I live in Queens, and the plan (and sincere hope!) is that I'll be at the Library write-ins on Friday nights and Saturday afternoons. The Friday night write-ins will be the most interesting to try and get to, mainly as I don't get out of work until six p.m. We shall see if I can get to the library before the clock strikes 7!
What is the title of the book you are writing for NaNoWriMo 2010?
The working title is "The Tale of the Two Toymakers:" not very exciting, I know, but that's why it's a working title. I promise the story will be much more exciting!
Does it fall under one or more genres? If so, what are they?
It's a fantasy, but really more of a fairytale adventure story. There won't be any dragons here, but there WILL be bogies. And crooked men. And orphans. The orphans are how you know it's a fairytale, after all.
Have you ever participated in NaNoWriMo before? If so, what was the best part of the experience?

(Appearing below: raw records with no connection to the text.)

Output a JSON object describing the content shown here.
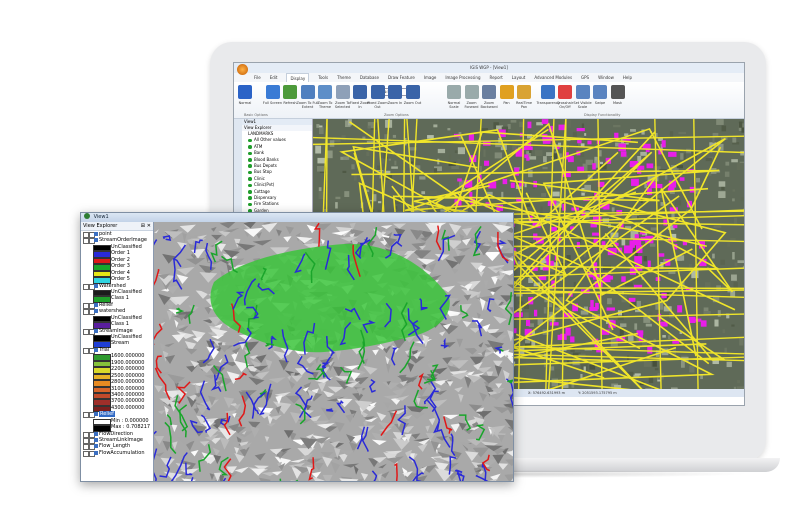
{
  "back_app": {
    "window_title": "IGiS WGP - [View1]",
    "tabs": [
      "File",
      "Edit",
      "Display",
      "Tools",
      "Theme",
      "Database",
      "Draw Feature",
      "Image",
      "Image Processing",
      "Report",
      "Layout",
      "Advanced Modules",
      "GPS",
      "Window",
      "Help"
    ],
    "active_tab": "Display",
    "ribbon": {
      "buttons": [
        "Normal",
        "Full Screen",
        "Refresh",
        "Zoom To Full Extent",
        "Zoom To Theme",
        "Zoom To Selected",
        "Fixed Zoom In",
        "Fixed Zoom Out",
        "Zoom In",
        "Zoom Out",
        "Normal Scale",
        "Zoom Forward",
        "Zoom Backward",
        "Pan",
        "RealTime Pan",
        "Transparency",
        "Crosshair On/Off",
        "Set Visible Scale",
        "Swipe",
        "Mask",
        "Find By Location",
        "Link Views",
        "Unlink",
        "Zoom To Bookmark",
        "Bookmark",
        "Dynamic Threshold"
      ],
      "scale_value": "1:5963",
      "groups": [
        "Basic Options",
        "Zoom Options",
        "Display Functionality"
      ]
    },
    "side_tab": "Property Explorer",
    "view_tab": "View1",
    "explorer": {
      "header": "View Explorer",
      "root": "LANDMARKS",
      "items": [
        "All Other values",
        "ATM",
        "Bank",
        "Blood Banks",
        "Bus Depots",
        "Bus Stop",
        "Clinic",
        "Clinic(Pvt)",
        "Cottage",
        "Dispensary",
        "Fire Stations",
        "Garden",
        "Government Office",
        "Hospitals"
      ]
    },
    "status_coords": [
      "X: 576492.631993 m",
      "Y: 2051593.175795 m"
    ]
  },
  "front_window": {
    "title": "View1",
    "explorer_header": "View Explorer",
    "close_glyph": "✕",
    "pin_glyph": "⊞",
    "tree": [
      {
        "kind": "layer",
        "label": "point"
      },
      {
        "kind": "layer",
        "label": "StreamOrderImage"
      },
      {
        "kind": "legend",
        "label": "UnClassified",
        "color": "#000000"
      },
      {
        "kind": "legend",
        "label": "Order 1",
        "color": "#2a2ad8"
      },
      {
        "kind": "legend",
        "label": "Order 2",
        "color": "#e01818"
      },
      {
        "kind": "legend",
        "label": "Order 3",
        "color": "#1aa52b"
      },
      {
        "kind": "legend",
        "label": "Order 4",
        "color": "#e6e617"
      },
      {
        "kind": "legend",
        "label": "Order 5",
        "color": "#2fd3e0"
      },
      {
        "kind": "layer",
        "label": "Watershed"
      },
      {
        "kind": "legend",
        "label": "UnClassified",
        "color": "#1c1c1c"
      },
      {
        "kind": "legend",
        "label": "Class 1",
        "color": "#1fa02a"
      },
      {
        "kind": "layer",
        "label": "Relief"
      },
      {
        "kind": "layer",
        "label": "watershed"
      },
      {
        "kind": "legend",
        "label": "UnClassified",
        "color": "#000000"
      },
      {
        "kind": "legend",
        "label": "Class 1",
        "color": "#5a1e9e"
      },
      {
        "kind": "layer",
        "label": "StreamImage"
      },
      {
        "kind": "legend",
        "label": "UnClassified",
        "color": "#000000"
      },
      {
        "kind": "legend",
        "label": "Stream",
        "color": "#1f3fd6"
      },
      {
        "kind": "layer",
        "label": "Trial"
      },
      {
        "kind": "legend",
        "label": "1600.000000",
        "color": "#2f9a2f"
      },
      {
        "kind": "legend",
        "label": "1900.000000",
        "color": "#86c23a"
      },
      {
        "kind": "legend",
        "label": "2200.000000",
        "color": "#d9d92a"
      },
      {
        "kind": "legend",
        "label": "2500.000000",
        "color": "#e8b227"
      },
      {
        "kind": "legend",
        "label": "2800.000000",
        "color": "#e78a22"
      },
      {
        "kind": "legend",
        "label": "3100.000000",
        "color": "#d7652a"
      },
      {
        "kind": "legend",
        "label": "3400.000000",
        "color": "#c04a2b"
      },
      {
        "kind": "legend",
        "label": "3700.000000",
        "color": "#9e2f2a"
      },
      {
        "kind": "legend",
        "label": "4300.000000",
        "color": "#7a1f1e"
      },
      {
        "kind": "layer",
        "label": "Relief",
        "selected": true
      },
      {
        "kind": "legend",
        "label": "Min : 0.000000",
        "color": "#ffffff"
      },
      {
        "kind": "legend",
        "label": "Max : 0.708217",
        "color": "#000000"
      },
      {
        "kind": "layer",
        "label": "FlowDirection"
      },
      {
        "kind": "layer",
        "label": "StreamLinkImage"
      },
      {
        "kind": "layer",
        "label": "Flow_Length"
      },
      {
        "kind": "layer",
        "label": "FlowAccumulation"
      }
    ]
  },
  "colors": {
    "stream_order1": "#2a2ad8",
    "stream_order2": "#e01818",
    "stream_order3": "#1aa52b",
    "watershed": "#3bc43b",
    "road": "#f0e52a",
    "building": "#e81ee8"
  }
}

I've participated in NaNoWriMo since freshman year in college (2003). There have been so many exciting moments since, but the best part was the first time I ever won a NaNoWriMo, and reached that 50,000 word mark. I managed it while I was studying abroad in Italy—maybe all those 19th and 20th century writers were onto something! I think it might be that Florentine air…

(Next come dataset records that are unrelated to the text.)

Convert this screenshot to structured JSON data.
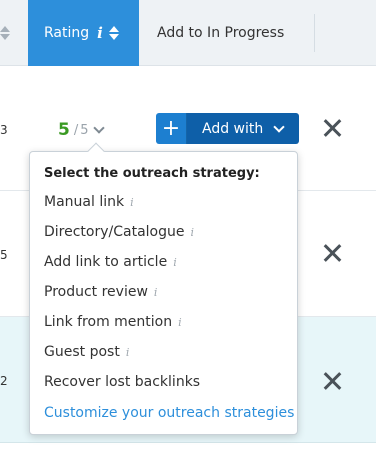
{
  "header": {
    "rating_label": "Rating",
    "info_glyph": "i",
    "progress_label": "Add to In Progress"
  },
  "rows": [
    {
      "num": "3"
    },
    {
      "num": "5"
    },
    {
      "num": "2"
    }
  ],
  "rating": {
    "score": "5",
    "separator": "/",
    "max": "5"
  },
  "add_button": {
    "plus": "+",
    "label": "Add with"
  },
  "dropdown": {
    "title": "Select the outreach strategy:",
    "items": [
      {
        "label": "Manual link",
        "info": "i"
      },
      {
        "label": "Directory/Catalogue",
        "info": "i"
      },
      {
        "label": "Add link to article",
        "info": "i"
      },
      {
        "label": "Product review",
        "info": "i"
      },
      {
        "label": "Link from mention",
        "info": "i"
      },
      {
        "label": "Guest post",
        "info": "i"
      },
      {
        "label": "Recover lost backlinks",
        "info": ""
      }
    ],
    "customize_link": "Customize your outreach strategies"
  },
  "colors": {
    "accent": "#2d8fdb",
    "button_dark": "#0e5fa8",
    "score_green": "#3a9a23",
    "highlight_row": "#e7f6f9"
  }
}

Who are the main characters and how do they fit into the story?
The main characters are a brother and sister by orphanage, and the oldest of their other orphaned siblings. They're the ones that gave up their chance for a Proper Adventure when they were of the proper age to do so (13 years of age, if you must know) so that they could provide for their adoptive mother and many siblings. But they find out as the story goes on that an adventure can happen whether you're the proper age for it or not!
Is your book based on the style of any well-known author?
What are some of your favorite books? My own writing style is heavily influenced by writers like Terry Pratchett, P.G. Wodehouse, G.K. Chesterton, and Roald Dahl—although I'm more the pale, poor imitation of them, the sort of flattery I don't think anyone would really be keen on.
I was re-watching Jim Henson's Storyteller recently, however, and realized how much I'd already begun to think of my story in that fairytale/storyteller "voice." It's a very wordy, and yet lyrical style: there are a good number of repetitions, a far amount of babbling, but it is a pleasure to write and to read back aloud…when handled properly (and I never said I could handle it properly). I think it's a style that's going to be quite helpful when I need to throw as many words on the page as I can manage in a day!
How much pre-writing have you done so far?
I've done about 10 days worth of word prompts to get myself back in the writing mode, which are usually 10-15 minutes sprints of writing as much as I can using a prompt as inspiration. I've also outlined my story, start to finish, but I haven't STARTED writing my story (that's cheating!) Other than that, I've been too busy with other things to do much else.
What do you think will be the hardest part about completing your NaNoWriMo novel?
I have a really strong desire to not just reach 50000 words, but to actually finish a story this time, something with a proper beginning, middle, and end. But my biggest concern is managing time so I CAN write; now that's another thing that is going to be a trick and a half to accomplish.
Any famous quotes, encouraging words, or other advice for your fellow NaNoWriMo writers?
When I was in high school, I was writing a novel, and I shared it with my English teacher, unfinished though it was (…and unfinished it still is). She wrote a quote of G.K. Chesterton at the top: "Anything worth doing is worth doing poorly." She was also quick to warn me that that DIDN'T mean I could go about something without putting any effort into it, so my English papers had better not see any sudden drops in quality, thank you very much!—
It's taken me until now to really appreciate what Chesterton was saying (and what she was trying to impart onto me). NaNoWriMo is absolutely, unequivocally the embodiment of that quote, blown up into 50,000 words and shoved into 30 days. My parents and many others wonder why I bother with NaNoWriMo; aren't you just creating a whole lot of schlock? What an insult to literature!
But it's worth doing, because through NaNoWriMo you are doing something of worth. You're CREATING something! You're putting words on paper and they MEAN something! You're telling a story! The literary merit of that story I'll leave to critics and academics, but it's still a story, and it's yours! Maybe you've spent a lifetime with it cluttering up your head, maybe it hit you all at once like an ACME-brand anvil. But this is your chance to do something with it, and whatever you do with it is still better than having done nothing at all!
Do it poorly, do it hopped up on caffeine, and candy, and so much tea you can feel it coming out of your pores. Do it until your wrists scream for mercy and your hip joints have frozen in a sitting position (actually, don't do that, be sure to get up and stretch, take a walk, let's have no embolisms here). But you'll have done it!
And it'll have been worth it.